13 April 2020
More than an old car #140: Morris Oxford Twenty
Much as I would like to know about every old car that still remains in Singapore, there will always be a few wildcards that catch me off guard, such as this 1934 Morris Oxford Twenty!
The Oxford was a series of motor car models produced by Morris Motors, and its name was derived from the hometown of the company's founder W. H. Morris. Incidentally, the focus on car-making subsequently turned Oxford into an industrial city. The Oxford Six dated all the way back to 1921 with the F-type Bullnose, and it was in 1934 that the name was changed from Six to Sixteen to reflect the new car's tax horsepower category. Later on, the Twenty joined the range, where it was powered by a 2561 cc straight-6 engine.

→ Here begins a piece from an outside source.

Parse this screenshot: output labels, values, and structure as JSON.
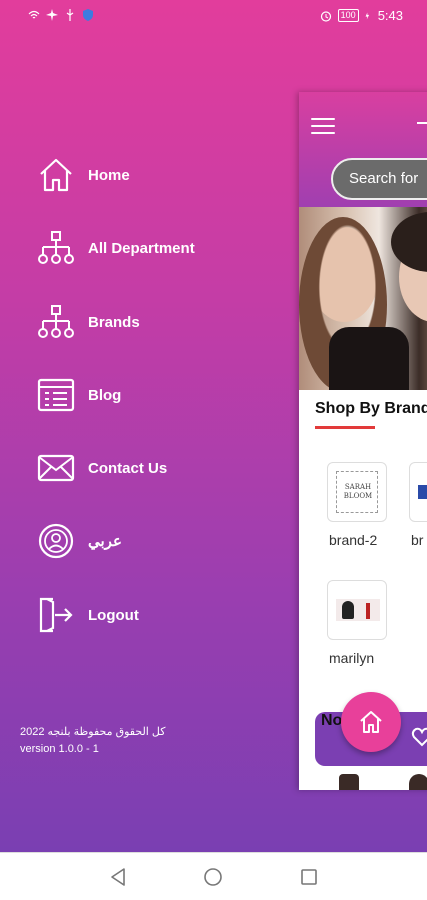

The outward appearance of the Twenty was improved from its predecessor (the Six), with the provision of an automatic clutch and hydraulic shock absorbers. Some features include a thermostatic control for the cooling system, self-cancelling direction indicators and an individual blade for each windscreen wiper. It was available in 2 styles: the saloon in the picture and a Special coupe version. Not much details can be found regarding these cars except that its wheelbase was 2896 mm long.
Production ended in 1935 where it was succeeded just 9 months later by the Big Six series 2 range of cars, with only 6,308 made. The 'Oxford' name also disappeared until 1948 where it was resurrected again. This unit could well be the only one here, sporting what I believe is its original registration. Interestingly, they were sold here in Singapore (then still a colony) in 1935 by Malayan Motors Ltd, where it was touted as a car with 'dignity, comfort and luxury'. This unit has received a colour change from yellow to green between the 2 years that I saw it, but I do not know much about this unit's exact history. Yet, it seems to be in running condition since it has changed locations multiple times.
I am more impressed that this oldie is still out and about, but you would be forgiven if you have never heard of it before: it does not seem to come for events and is in workshops most of the time. However, it is worth saluting the owner's efforts to keep it running, where it can be a visceral reminder of our motoring heritage despite our short history. Maybe you'll get to see it soon!